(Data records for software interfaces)
######
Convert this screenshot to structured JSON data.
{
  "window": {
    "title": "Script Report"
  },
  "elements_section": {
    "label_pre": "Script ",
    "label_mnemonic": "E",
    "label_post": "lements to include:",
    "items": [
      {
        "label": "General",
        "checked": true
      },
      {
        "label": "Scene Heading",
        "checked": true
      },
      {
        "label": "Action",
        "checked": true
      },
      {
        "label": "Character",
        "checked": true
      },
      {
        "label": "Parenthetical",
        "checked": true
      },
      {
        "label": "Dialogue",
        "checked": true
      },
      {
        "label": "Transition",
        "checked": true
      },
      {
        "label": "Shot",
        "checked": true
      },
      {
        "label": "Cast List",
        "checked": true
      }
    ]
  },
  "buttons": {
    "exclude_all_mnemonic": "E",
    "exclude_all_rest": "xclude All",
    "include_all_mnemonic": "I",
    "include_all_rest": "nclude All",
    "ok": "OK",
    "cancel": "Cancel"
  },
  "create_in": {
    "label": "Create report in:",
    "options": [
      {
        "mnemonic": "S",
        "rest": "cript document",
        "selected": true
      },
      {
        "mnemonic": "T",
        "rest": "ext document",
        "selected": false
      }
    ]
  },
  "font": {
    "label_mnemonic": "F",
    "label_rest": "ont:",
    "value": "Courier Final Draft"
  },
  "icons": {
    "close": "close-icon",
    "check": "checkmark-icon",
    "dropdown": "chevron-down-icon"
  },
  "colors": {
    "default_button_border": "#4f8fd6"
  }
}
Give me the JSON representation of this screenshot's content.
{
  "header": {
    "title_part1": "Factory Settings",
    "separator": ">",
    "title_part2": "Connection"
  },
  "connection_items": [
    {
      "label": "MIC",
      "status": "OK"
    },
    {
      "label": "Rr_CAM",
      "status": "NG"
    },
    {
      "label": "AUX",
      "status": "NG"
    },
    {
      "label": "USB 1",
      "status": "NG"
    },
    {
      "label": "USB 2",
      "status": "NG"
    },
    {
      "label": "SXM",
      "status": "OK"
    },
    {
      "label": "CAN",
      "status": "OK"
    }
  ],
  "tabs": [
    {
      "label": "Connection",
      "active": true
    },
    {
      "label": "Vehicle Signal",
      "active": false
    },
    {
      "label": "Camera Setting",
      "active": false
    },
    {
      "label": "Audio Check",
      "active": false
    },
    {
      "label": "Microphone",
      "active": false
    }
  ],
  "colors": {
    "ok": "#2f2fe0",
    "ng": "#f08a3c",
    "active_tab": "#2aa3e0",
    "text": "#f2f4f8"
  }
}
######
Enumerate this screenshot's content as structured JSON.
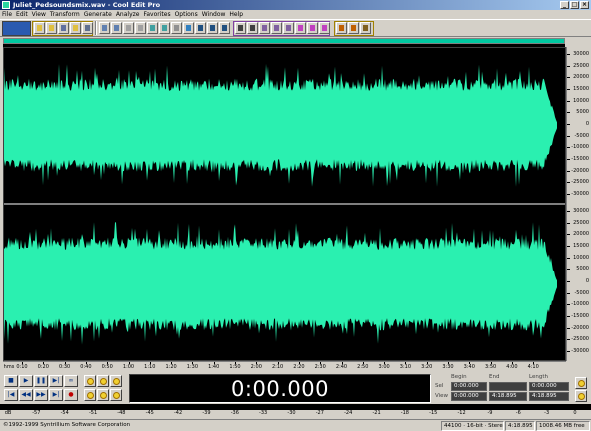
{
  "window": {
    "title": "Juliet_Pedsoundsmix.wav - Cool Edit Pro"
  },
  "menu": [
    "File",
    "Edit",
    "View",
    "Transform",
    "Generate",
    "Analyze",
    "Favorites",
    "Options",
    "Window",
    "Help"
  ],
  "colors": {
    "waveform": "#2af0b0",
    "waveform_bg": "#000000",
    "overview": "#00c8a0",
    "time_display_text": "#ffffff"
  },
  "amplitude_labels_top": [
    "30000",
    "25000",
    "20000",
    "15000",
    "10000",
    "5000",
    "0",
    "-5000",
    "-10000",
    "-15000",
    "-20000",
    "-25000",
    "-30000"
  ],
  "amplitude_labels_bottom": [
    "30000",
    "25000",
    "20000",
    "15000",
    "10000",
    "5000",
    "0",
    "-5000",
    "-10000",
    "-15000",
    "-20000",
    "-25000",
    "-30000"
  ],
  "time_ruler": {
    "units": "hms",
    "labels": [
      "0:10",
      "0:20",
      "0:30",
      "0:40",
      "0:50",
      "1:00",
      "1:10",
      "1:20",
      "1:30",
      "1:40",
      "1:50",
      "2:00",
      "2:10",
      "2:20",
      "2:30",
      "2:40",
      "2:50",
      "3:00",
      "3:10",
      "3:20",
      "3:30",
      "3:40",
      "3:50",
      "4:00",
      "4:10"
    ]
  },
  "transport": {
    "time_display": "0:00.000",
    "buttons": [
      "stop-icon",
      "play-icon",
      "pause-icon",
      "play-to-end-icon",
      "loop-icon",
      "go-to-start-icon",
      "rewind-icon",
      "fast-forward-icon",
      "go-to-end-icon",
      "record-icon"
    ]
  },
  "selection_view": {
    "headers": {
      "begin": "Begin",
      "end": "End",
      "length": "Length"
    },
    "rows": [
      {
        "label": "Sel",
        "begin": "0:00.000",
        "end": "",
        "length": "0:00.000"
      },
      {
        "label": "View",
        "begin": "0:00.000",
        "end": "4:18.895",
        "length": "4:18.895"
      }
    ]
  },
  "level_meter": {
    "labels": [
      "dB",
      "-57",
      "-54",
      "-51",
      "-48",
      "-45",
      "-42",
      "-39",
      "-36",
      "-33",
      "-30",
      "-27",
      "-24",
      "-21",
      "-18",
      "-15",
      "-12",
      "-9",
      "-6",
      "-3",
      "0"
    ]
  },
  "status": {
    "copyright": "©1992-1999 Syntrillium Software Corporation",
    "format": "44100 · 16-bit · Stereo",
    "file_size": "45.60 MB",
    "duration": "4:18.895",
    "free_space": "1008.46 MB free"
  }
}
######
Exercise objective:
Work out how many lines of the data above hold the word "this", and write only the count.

Completed task:
3